Thy hands are bloody, and thou hast a knife."

Be happy, the joyful Evadne cries, the King is dead and I've killed him! Now you can forgive me and we'll live happily ever after! But Amintor is horrified. No! Not King-murder! He yells at Evadne, calls her a "monster of cruelty", and storms out of the room. Obviously the only thing for Evadne to do now is stab herself. This takes her about ten seconds. It takes about fifteen seconds for Amintor to relent and come back in, but it's too late and Evadne is dead. Aspatia, however, is not dead yet, since she's been exclaiming "O, O, O!" for several pages. Amintor cries out that none of this crap would have happened if he'd married Aspatia, upon which she regains consciousness and tells him her true identity before dying. Amintor sighs, and performs the third suicide of the scene.

Lysippus, Melantius, Diphilus, Calianax and others rush into the room. Melantius holds the dying Amintor, who tells the crowd that the dead "youth" beside him is Aspatia before breathing his last. Diphilus points out that their sister Evadne is dead too, but Melantius calls her death "a thing to laugh at, in respect of this", since his best friend Amintor "was my sister, father, brother, son; All that I had." Thanks, bro. Melantius too offers to jump on the suicide train, but Diphilus and the King prevent him. Melantius vows to kill himself somehow, even with out a sword, perhaps by starvation. The last lines are the new King's, offering a tidy moral to a very messy play:

Lys. May this a fair example be to me,
To rule with temper; for on lustful kings
Unlooked-for sudden deaths from God are sent;
But cursed is he that is their instrument.

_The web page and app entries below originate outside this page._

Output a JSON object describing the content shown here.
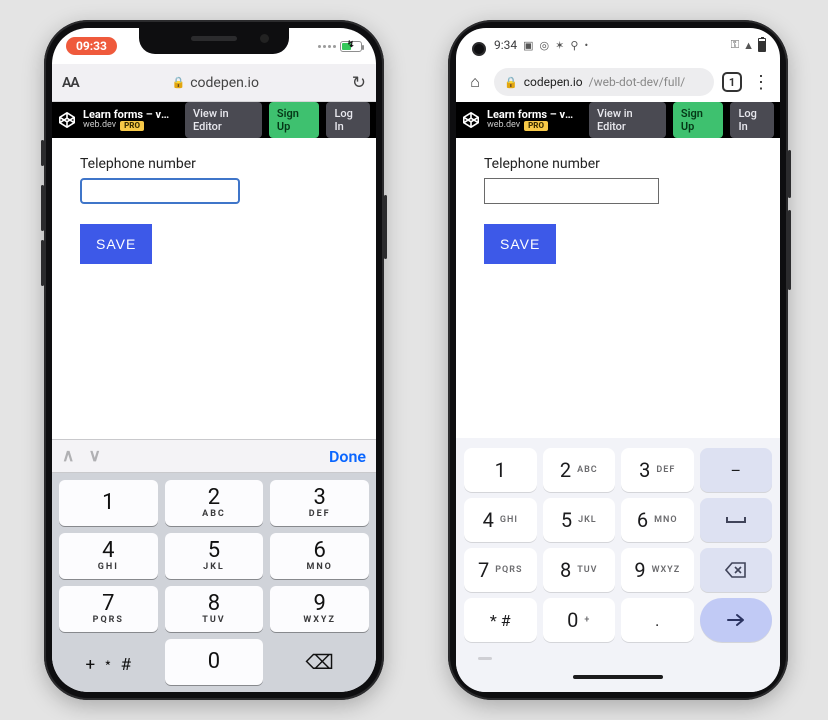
{
  "ios": {
    "status": {
      "time": "09:33"
    },
    "safari": {
      "domain": "codepen.io",
      "aA": "AA"
    },
    "codepen": {
      "title": "Learn forms – virt…",
      "author": "web.dev",
      "pro": "PRO",
      "view": "View in Editor",
      "signup": "Sign Up",
      "login": "Log In"
    },
    "form": {
      "label": "Telephone number",
      "save": "SAVE"
    },
    "keyboard": {
      "done": "Done",
      "keys": [
        {
          "d": "1",
          "l": ""
        },
        {
          "d": "2",
          "l": "ABC"
        },
        {
          "d": "3",
          "l": "DEF"
        },
        {
          "d": "4",
          "l": "GHI"
        },
        {
          "d": "5",
          "l": "JKL"
        },
        {
          "d": "6",
          "l": "MNO"
        },
        {
          "d": "7",
          "l": "PQRS"
        },
        {
          "d": "8",
          "l": "TUV"
        },
        {
          "d": "9",
          "l": "WXYZ"
        }
      ],
      "sym": "+ ﹡ #",
      "zero": "0",
      "del": "⌫"
    }
  },
  "android": {
    "status": {
      "time": "9:34"
    },
    "chrome": {
      "url_host": "codepen.io",
      "url_path": "/web-dot-dev/full/",
      "tabs": "1"
    },
    "codepen": {
      "title": "Learn forms – virt…",
      "author": "web.dev",
      "pro": "PRO",
      "view": "View in Editor",
      "signup": "Sign Up",
      "login": "Log In"
    },
    "form": {
      "label": "Telephone number",
      "save": "SAVE"
    },
    "keyboard": {
      "keys": [
        {
          "d": "1",
          "l": ""
        },
        {
          "d": "2",
          "l": "ABC"
        },
        {
          "d": "3",
          "l": "DEF"
        },
        {
          "d": "–",
          "alt": true,
          "sym": true
        },
        {
          "d": "4",
          "l": "GHI"
        },
        {
          "d": "5",
          "l": "JKL"
        },
        {
          "d": "6",
          "l": "MNO"
        },
        {
          "d": "␣",
          "alt": true,
          "svg": "space"
        },
        {
          "d": "7",
          "l": "PQRS"
        },
        {
          "d": "8",
          "l": "TUV"
        },
        {
          "d": "9",
          "l": "WXYZ"
        },
        {
          "d": "⌫",
          "alt": true,
          "svg": "del"
        },
        {
          "d": "* #",
          "sym": true
        },
        {
          "d": "0",
          "l": "+"
        },
        {
          "d": ".",
          "sym": true
        },
        {
          "d": "→",
          "go": true,
          "svg": "go"
        }
      ]
    }
  }
}
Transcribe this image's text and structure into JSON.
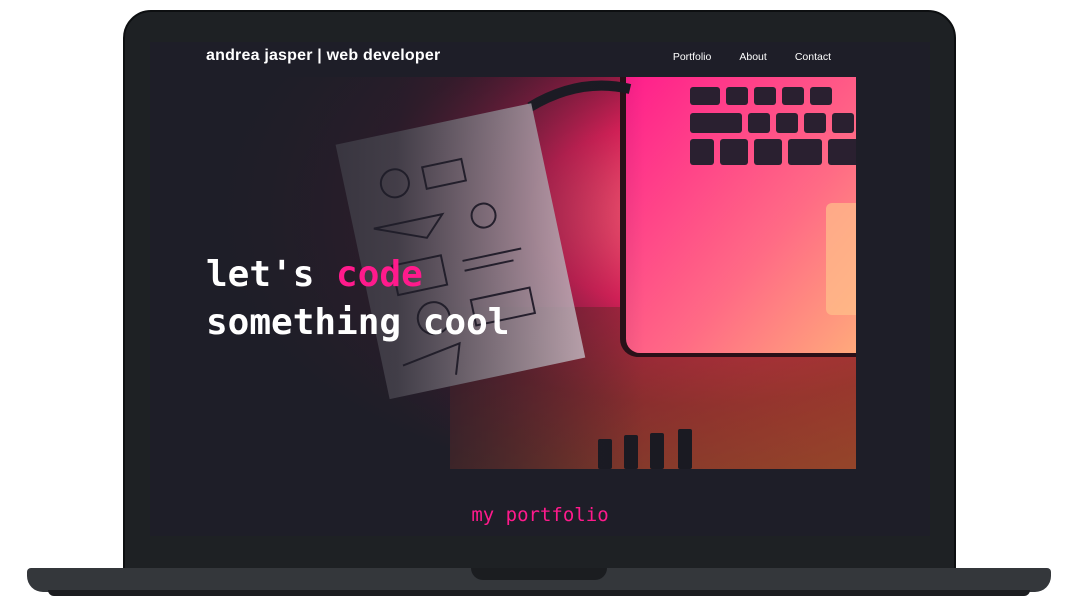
{
  "header": {
    "title": "andrea jasper | web developer"
  },
  "nav": {
    "items": [
      {
        "label": "Portfolio"
      },
      {
        "label": "About"
      },
      {
        "label": "Contact"
      }
    ]
  },
  "hero": {
    "line1_prefix": "let's ",
    "line1_accent": "code",
    "line2": "something cool"
  },
  "section": {
    "portfolio_heading": "my portfolio"
  },
  "colors": {
    "accent": "#ff1a8c",
    "background": "#1e1e28",
    "bezel": "#1e2124"
  }
}
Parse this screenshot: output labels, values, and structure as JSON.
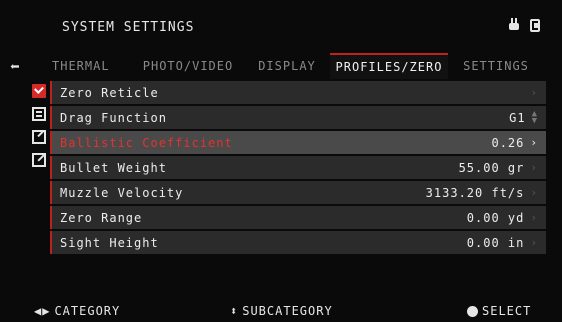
{
  "header": {
    "title": "SYSTEM SETTINGS"
  },
  "tabs": [
    {
      "label": "THERMAL"
    },
    {
      "label": "PHOTO/VIDEO"
    },
    {
      "label": "DISPLAY"
    },
    {
      "label": "PROFILES/ZERO"
    },
    {
      "label": "SETTINGS"
    }
  ],
  "menu": {
    "rows": [
      {
        "label": "Zero Reticle",
        "value": ""
      },
      {
        "label": "Drag Function",
        "value": "G1"
      },
      {
        "label": "Ballistic Coefficient",
        "value": "0.26"
      },
      {
        "label": "Bullet Weight",
        "value": "55.00 gr"
      },
      {
        "label": "Muzzle Velocity",
        "value": "3133.20 ft/s"
      },
      {
        "label": "Zero Range",
        "value": "0.00 yd"
      },
      {
        "label": "Sight Height",
        "value": "0.00 in"
      }
    ]
  },
  "footer": {
    "category": "CATEGORY",
    "subcategory": "SUBCATEGORY",
    "select": "SELECT"
  },
  "colors": {
    "accent": "#c0201e",
    "row_bg": "#2b2b2b",
    "selected_bg": "#4a4a4a"
  },
  "icons": [
    "plug-icon",
    "sd-card-icon",
    "back-arrow-icon",
    "checkbox-icon",
    "grid-icon",
    "edit-icon",
    "external-icon"
  ]
}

All quotes taken from Eight Famous Elizabethan Plays, 1950 Modern Library edition. Dramatis Personae taken from bibliomania.com

Log in or register to write something here or to contact authors.